(MATERIAL PROVIDED Opens)
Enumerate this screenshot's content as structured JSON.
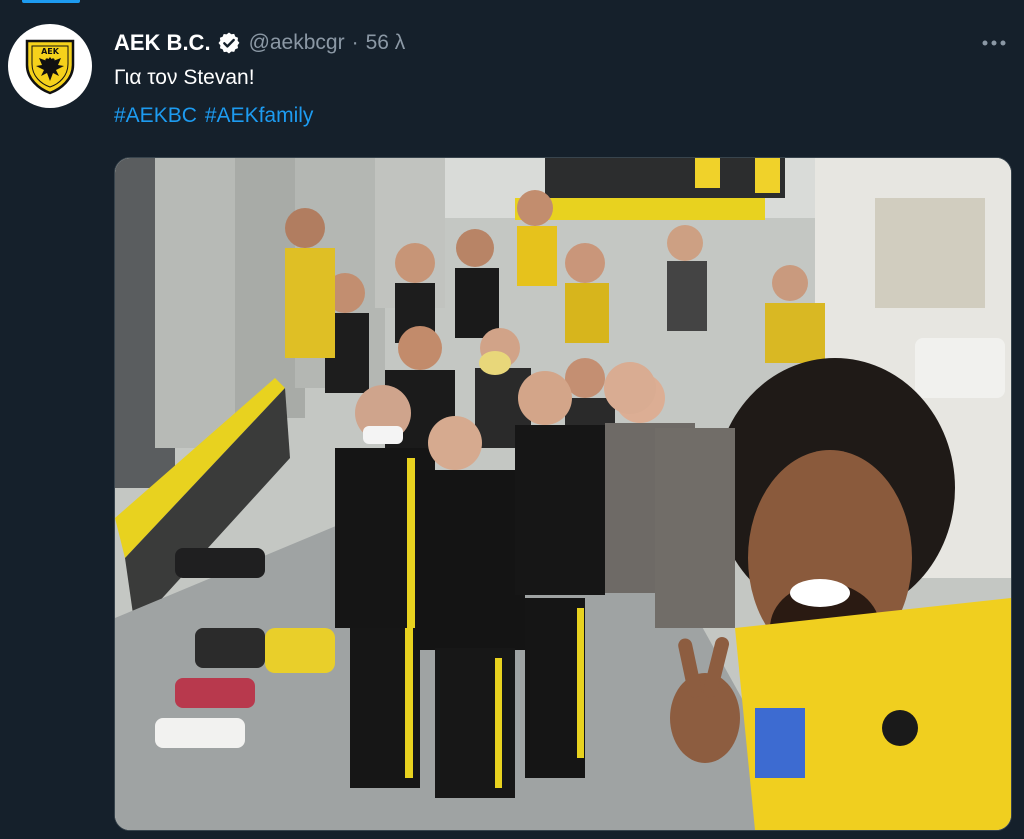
{
  "tweet": {
    "author": {
      "display_name": "AEK B.C.",
      "handle": "@aekbcgr",
      "avatar_icon": "aek-crest-icon",
      "verified": true
    },
    "separator": "·",
    "timestamp": "56 λ",
    "text": "Για τον Stevan!",
    "hashtags": [
      "#AEKBC",
      "#AEKfamily"
    ],
    "media": {
      "type": "photo"
    }
  },
  "icons": {
    "verified": "verified-badge-icon",
    "more": "more-options-icon"
  },
  "colors": {
    "background": "#15202b",
    "text_primary": "#ffffff",
    "text_secondary": "#8b98a5",
    "link": "#1d9bf0",
    "aek_yellow": "#f5d21b",
    "aek_black": "#111111"
  }
}
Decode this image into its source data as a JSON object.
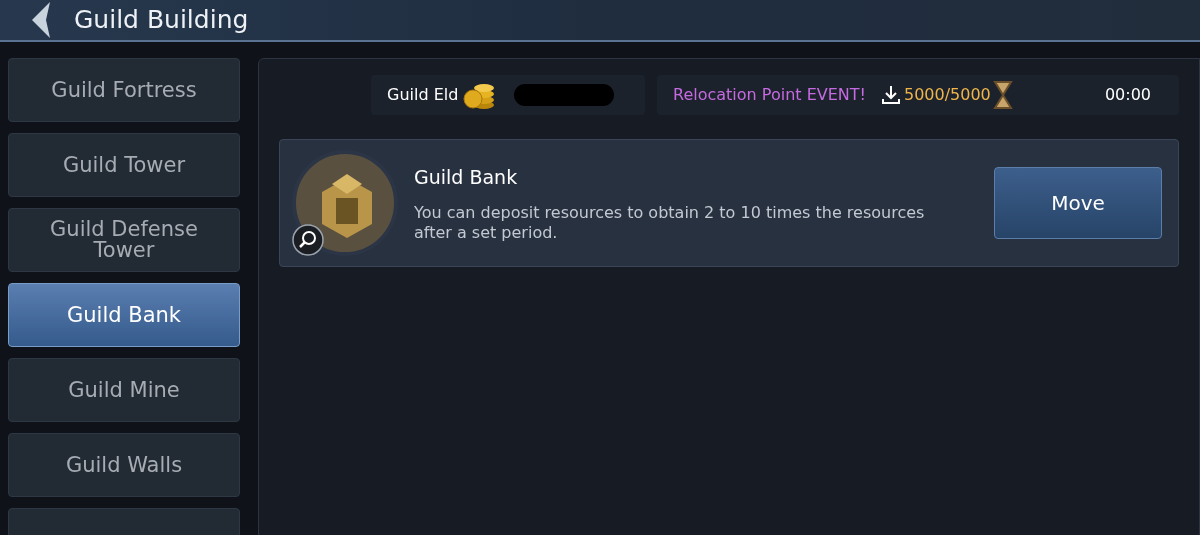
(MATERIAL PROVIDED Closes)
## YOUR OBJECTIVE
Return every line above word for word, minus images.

## TASK OUTPUT
Enumerate this screenshot's content as structured JSON.
{
  "tweet": {
    "author": {
      "display_name": "AEK B.C.",
      "handle": "@aekbcgr",
      "avatar_icon": "aek-crest-icon",
      "verified": true
    },
    "separator": "·",
    "timestamp": "56 λ",
    "text": "Για τον Stevan!",
    "hashtags": [
      "#AEKBC",
      "#AEKfamily"
    ],
    "media": {
      "type": "photo"
    }
  },
  "icons": {
    "verified": "verified-badge-icon",
    "more": "more-options-icon"
  },
  "colors": {
    "background": "#15202b",
    "text_primary": "#ffffff",
    "text_secondary": "#8b98a5",
    "link": "#1d9bf0",
    "aek_yellow": "#f5d21b",
    "aek_black": "#111111"
  }
}
Decode this image into its source data as a JSON object.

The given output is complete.